[[ Data for this exercise open ]]

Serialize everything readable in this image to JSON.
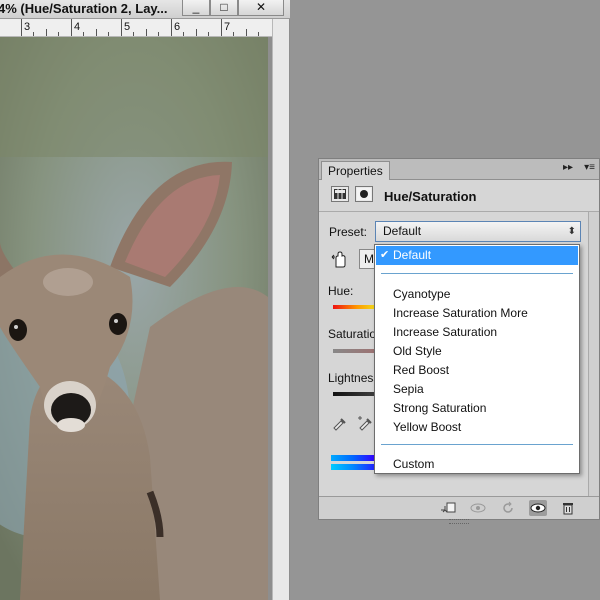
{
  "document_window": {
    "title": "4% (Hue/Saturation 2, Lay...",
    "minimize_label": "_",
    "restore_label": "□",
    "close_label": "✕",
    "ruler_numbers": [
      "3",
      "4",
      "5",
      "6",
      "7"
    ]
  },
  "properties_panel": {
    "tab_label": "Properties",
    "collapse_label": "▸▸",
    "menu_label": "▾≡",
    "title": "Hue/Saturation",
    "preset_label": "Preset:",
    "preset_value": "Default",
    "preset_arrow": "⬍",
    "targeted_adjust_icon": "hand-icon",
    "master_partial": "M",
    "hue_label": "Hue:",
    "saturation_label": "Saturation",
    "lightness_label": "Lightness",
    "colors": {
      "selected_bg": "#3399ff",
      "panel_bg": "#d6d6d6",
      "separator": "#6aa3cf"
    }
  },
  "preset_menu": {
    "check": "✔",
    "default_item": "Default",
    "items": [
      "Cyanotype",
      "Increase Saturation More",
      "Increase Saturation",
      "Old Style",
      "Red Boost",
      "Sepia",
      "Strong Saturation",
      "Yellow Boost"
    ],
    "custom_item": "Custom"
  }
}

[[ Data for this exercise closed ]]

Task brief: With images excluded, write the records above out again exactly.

Task answer:
Serialize everything readable in this image to JSON.
{
  "document_window": {
    "title": "4% (Hue/Saturation 2, Lay...",
    "minimize_label": "_",
    "restore_label": "□",
    "close_label": "✕",
    "ruler_numbers": [
      "3",
      "4",
      "5",
      "6",
      "7"
    ]
  },
  "properties_panel": {
    "tab_label": "Properties",
    "collapse_label": "▸▸",
    "menu_label": "▾≡",
    "title": "Hue/Saturation",
    "preset_label": "Preset:",
    "preset_value": "Default",
    "preset_arrow": "⬍",
    "targeted_adjust_icon": "hand-icon",
    "master_partial": "M",
    "hue_label": "Hue:",
    "saturation_label": "Saturation",
    "lightness_label": "Lightness",
    "colors": {
      "selected_bg": "#3399ff",
      "panel_bg": "#d6d6d6",
      "separator": "#6aa3cf"
    }
  },
  "preset_menu": {
    "check": "✔",
    "default_item": "Default",
    "items": [
      "Cyanotype",
      "Increase Saturation More",
      "Increase Saturation",
      "Old Style",
      "Red Boost",
      "Sepia",
      "Strong Saturation",
      "Yellow Boost"
    ],
    "custom_item": "Custom"
  }
}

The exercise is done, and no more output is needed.